Sunday, August 9, 2009

The Mighty Jungle

We headed out to the Amazon in search of beauty, wildlife, and adventure. On the first night as we swam in the river turned orange by the setting sun, we knew we had found all three. And there was more to come...

Wednesday, August 5, 2009

Un Pequeño Paraíso

Normally, you take a ferry to Playa Blanca from Cartagena's harbor. It's very straight forward; you get on the ferry, you get off at the beach. But they don't run on Sunday. On Sundays you have to take a bus to Pasacaballos, then a ferry across the Rio Magdelena, then a taxi across Isla Baru.

As we're walking down the street looking for the bus stop, Temple sees a red bus with Pasacaballos on the windshield and waves it down. It's a 1960's era bus and we're the only ones on it. As we weave through the outskirts of town we get a tour of market day here: everything's for sale and everyone's in the street. We stop in the middle of the madness. The bus fills with passengers and vendors, selling lemonade and snacks. I share my seat with two little kids. As we pull away a guitar player jumps on board and serenades the bus with popular tunes. Everyone sings along.

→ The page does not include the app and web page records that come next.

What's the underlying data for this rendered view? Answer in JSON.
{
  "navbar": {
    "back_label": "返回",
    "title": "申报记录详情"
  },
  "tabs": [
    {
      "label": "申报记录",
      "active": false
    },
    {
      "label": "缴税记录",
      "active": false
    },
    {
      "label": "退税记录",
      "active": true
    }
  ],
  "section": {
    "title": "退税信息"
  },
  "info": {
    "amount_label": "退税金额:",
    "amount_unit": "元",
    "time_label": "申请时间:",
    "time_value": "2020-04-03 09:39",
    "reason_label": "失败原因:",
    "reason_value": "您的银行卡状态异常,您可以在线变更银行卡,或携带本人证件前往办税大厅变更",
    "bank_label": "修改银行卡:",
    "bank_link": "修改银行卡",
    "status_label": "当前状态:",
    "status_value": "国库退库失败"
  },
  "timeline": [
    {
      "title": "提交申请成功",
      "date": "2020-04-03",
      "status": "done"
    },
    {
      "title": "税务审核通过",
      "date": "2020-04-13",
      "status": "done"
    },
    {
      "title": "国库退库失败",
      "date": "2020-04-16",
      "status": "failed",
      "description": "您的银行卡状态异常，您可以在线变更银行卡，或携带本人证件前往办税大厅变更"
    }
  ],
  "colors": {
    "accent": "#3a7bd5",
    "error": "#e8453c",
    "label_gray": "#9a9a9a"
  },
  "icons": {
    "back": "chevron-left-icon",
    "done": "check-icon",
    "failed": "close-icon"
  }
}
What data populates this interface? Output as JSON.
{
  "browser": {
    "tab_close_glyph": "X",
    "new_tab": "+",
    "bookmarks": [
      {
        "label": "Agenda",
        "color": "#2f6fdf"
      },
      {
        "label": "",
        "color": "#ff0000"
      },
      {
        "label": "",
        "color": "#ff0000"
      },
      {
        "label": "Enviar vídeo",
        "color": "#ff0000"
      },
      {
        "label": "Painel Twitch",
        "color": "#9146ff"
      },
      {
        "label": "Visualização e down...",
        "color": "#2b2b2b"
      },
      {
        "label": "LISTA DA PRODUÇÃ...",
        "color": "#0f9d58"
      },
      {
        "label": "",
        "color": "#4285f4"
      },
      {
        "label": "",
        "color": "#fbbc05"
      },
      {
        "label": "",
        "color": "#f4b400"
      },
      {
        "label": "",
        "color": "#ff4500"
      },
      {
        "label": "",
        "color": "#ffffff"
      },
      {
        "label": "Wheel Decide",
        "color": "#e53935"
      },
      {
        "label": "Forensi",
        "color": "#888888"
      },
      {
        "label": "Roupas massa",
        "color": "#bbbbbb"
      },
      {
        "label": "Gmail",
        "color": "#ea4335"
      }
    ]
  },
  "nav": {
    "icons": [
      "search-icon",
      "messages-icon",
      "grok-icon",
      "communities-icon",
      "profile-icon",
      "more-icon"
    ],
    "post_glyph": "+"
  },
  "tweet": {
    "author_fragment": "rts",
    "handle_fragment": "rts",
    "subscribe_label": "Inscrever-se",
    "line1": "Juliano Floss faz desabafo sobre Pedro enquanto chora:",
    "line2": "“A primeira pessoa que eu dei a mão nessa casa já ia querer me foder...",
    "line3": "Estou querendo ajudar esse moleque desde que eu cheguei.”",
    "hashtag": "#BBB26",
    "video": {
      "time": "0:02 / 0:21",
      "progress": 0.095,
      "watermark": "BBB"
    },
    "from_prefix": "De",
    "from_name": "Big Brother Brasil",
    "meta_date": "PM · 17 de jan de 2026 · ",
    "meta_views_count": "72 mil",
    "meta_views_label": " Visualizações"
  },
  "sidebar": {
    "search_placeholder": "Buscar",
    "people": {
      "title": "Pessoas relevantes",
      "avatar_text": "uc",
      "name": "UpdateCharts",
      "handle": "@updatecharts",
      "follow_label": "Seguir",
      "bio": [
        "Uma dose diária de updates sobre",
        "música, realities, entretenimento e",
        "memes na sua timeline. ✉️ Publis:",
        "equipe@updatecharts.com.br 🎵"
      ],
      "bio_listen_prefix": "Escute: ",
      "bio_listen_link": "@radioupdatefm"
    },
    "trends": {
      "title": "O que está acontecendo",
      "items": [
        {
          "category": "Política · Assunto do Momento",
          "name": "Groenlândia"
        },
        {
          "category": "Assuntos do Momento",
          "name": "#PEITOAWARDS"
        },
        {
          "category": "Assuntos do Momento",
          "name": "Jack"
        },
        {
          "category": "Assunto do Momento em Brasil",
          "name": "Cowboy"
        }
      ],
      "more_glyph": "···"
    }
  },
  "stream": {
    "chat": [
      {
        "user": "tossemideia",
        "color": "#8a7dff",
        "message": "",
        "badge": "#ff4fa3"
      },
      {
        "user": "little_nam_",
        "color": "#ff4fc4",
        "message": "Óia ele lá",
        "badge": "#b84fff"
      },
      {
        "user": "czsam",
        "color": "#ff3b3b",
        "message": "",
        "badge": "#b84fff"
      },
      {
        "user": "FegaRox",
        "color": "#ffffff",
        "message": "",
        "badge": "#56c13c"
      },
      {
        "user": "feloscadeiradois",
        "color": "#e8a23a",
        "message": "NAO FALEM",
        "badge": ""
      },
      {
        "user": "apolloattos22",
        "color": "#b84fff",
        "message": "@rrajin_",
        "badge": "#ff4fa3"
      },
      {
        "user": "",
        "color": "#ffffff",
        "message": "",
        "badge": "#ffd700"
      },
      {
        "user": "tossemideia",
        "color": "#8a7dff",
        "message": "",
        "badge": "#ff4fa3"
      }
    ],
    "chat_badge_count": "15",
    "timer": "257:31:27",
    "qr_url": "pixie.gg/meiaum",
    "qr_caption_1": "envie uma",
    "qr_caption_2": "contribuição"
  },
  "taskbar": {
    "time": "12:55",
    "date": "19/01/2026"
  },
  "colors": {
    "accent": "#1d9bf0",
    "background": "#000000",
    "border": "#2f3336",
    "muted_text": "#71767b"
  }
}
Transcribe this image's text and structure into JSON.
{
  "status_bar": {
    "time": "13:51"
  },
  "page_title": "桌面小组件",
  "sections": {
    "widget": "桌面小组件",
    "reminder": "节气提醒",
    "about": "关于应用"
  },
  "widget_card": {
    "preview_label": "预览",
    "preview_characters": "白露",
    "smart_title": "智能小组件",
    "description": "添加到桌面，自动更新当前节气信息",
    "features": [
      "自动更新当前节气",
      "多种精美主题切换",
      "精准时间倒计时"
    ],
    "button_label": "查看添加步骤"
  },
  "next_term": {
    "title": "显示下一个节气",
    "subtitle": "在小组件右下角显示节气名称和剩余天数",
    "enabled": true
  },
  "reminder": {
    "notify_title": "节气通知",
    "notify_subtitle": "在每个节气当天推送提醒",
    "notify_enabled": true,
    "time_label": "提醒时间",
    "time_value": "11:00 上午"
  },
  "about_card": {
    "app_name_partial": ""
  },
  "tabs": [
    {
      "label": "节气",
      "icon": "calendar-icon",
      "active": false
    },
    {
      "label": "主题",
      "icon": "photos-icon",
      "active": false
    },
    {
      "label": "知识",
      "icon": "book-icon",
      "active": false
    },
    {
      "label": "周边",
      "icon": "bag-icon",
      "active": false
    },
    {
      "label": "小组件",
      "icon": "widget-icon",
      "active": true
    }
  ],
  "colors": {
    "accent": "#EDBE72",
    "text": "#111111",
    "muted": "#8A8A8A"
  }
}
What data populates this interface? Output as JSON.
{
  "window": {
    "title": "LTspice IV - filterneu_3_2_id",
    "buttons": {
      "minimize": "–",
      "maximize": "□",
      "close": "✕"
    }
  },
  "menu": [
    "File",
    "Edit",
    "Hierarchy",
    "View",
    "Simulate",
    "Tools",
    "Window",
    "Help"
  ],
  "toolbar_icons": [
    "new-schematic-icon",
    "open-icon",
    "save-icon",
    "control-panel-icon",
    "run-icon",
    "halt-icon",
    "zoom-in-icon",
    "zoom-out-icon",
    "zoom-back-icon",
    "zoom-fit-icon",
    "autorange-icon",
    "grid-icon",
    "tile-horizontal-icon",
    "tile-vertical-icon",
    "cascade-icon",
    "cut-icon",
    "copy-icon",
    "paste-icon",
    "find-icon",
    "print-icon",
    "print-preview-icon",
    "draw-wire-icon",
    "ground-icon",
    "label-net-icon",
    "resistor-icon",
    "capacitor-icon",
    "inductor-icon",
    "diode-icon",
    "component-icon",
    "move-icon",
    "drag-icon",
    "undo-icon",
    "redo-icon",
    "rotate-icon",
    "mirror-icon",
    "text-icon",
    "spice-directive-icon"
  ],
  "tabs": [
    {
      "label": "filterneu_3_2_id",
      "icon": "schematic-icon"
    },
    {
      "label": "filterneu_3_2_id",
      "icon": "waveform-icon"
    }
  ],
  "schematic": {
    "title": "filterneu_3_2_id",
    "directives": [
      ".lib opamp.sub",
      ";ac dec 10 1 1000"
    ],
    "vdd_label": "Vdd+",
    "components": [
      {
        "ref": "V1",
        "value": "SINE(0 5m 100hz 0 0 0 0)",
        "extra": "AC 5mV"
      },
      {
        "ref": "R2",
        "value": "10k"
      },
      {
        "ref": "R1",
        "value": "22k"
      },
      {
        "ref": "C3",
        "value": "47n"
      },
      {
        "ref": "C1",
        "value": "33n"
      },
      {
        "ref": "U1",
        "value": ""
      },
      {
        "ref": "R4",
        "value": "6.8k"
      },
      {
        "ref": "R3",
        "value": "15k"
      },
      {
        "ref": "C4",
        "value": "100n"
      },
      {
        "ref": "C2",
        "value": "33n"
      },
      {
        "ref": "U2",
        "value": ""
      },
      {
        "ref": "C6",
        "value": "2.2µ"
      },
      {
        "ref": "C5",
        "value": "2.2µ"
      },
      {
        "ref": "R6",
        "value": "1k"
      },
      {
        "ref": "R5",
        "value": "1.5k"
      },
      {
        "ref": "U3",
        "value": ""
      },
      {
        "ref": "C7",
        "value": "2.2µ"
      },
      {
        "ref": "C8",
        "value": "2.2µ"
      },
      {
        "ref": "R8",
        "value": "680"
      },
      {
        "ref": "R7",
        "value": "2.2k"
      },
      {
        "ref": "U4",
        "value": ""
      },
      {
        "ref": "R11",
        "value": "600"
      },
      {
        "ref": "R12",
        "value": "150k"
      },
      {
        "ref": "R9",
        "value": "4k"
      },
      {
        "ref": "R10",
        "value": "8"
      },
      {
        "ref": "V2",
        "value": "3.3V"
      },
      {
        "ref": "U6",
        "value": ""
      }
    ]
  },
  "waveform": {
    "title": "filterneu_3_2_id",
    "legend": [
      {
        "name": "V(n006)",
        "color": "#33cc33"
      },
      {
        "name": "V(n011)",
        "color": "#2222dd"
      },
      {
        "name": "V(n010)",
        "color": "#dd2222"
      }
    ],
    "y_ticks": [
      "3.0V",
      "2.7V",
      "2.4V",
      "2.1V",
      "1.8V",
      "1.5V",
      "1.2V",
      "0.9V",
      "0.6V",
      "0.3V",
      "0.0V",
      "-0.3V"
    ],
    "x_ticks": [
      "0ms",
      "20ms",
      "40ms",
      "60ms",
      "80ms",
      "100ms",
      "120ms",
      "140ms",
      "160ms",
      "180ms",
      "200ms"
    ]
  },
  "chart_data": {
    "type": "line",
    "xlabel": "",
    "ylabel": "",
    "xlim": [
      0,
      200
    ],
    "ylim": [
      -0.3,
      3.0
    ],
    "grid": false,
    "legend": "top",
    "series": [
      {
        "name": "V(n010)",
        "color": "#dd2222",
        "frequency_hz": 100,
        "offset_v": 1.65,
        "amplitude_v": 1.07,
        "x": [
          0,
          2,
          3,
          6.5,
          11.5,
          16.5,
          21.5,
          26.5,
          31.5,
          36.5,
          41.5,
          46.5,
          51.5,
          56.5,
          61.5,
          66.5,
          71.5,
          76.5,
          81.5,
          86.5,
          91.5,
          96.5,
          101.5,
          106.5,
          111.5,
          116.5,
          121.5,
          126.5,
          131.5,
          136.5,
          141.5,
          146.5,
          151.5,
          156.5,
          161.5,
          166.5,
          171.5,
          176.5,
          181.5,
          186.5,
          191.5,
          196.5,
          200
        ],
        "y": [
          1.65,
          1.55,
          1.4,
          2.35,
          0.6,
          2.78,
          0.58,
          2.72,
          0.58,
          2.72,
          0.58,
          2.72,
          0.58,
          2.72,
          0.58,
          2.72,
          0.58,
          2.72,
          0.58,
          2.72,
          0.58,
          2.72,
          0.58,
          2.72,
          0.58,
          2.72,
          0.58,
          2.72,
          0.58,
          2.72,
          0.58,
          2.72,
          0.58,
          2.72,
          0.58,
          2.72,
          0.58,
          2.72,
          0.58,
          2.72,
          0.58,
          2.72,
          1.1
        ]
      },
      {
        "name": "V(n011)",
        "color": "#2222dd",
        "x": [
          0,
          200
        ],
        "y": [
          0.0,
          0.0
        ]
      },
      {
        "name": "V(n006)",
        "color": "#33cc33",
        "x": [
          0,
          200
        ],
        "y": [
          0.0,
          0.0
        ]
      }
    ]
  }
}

After riding for a while we arrive in a small town where a sign reads Ferry Turistico. We hop off the bus and are greeted by a man with a sign reading Playa Blanca. He leads us to the river and points to a large wooden canoe. "Dos mil pesos" to cross he says. One dollar. A shirtless old man with a long pole pushes us slowly to the other side where a fleet of motorcycles are waiting. Turns out the taxis we need to take are mototaxis. Before I get out of the boat Temple is already sitting on the back of one with her huge backpack on. I jump on another. I think my driver is jealous of his friend's luck. The ride is long, dusty, and bumpy, but we can't help laughing as we speed along side by side across Isla Baru.

When the road ends, our drivers point down the hill. We walk down and see Playa Blanca. It is worth the trip. We walk along the beach to find D&E Hammocks, a simple structure with hanging hammocks covered in mosquito nets. We claim two hammocks and the palm leafed cabana closest to the water. We basically have the place to ourselves. We spend the next few days reading, swimming, snorkeling, eating fresh fish, and enjoying sunsets.

Walls of Cartagena

When the Spanish ruled the Caribbean, Cartagena de Indias was the jewel of the empire. All the silver from Peru and gold from Mexico came through the port on its way to Spain. With all these riches it was a pirates dream, but also feared because it was known as one of the most impenetrable fortresses, defended by huge fleets. Very few buccaneers dared challenge its walls and firepower. But famously, Sir Francis Drake with backing from the Queen of England, sacked the city in 1586, holding it for a month before receiving a ransom of 200 million dollars. Today, the pirates and treasures are gone but you can see why someone would fight over it.

The people, the buildings, and the wall around city are reminders of Cartagena's long past. The wall which once kept people out is now where locals come to watch the sunset, fly a kite, play futbol, or just to be with friends.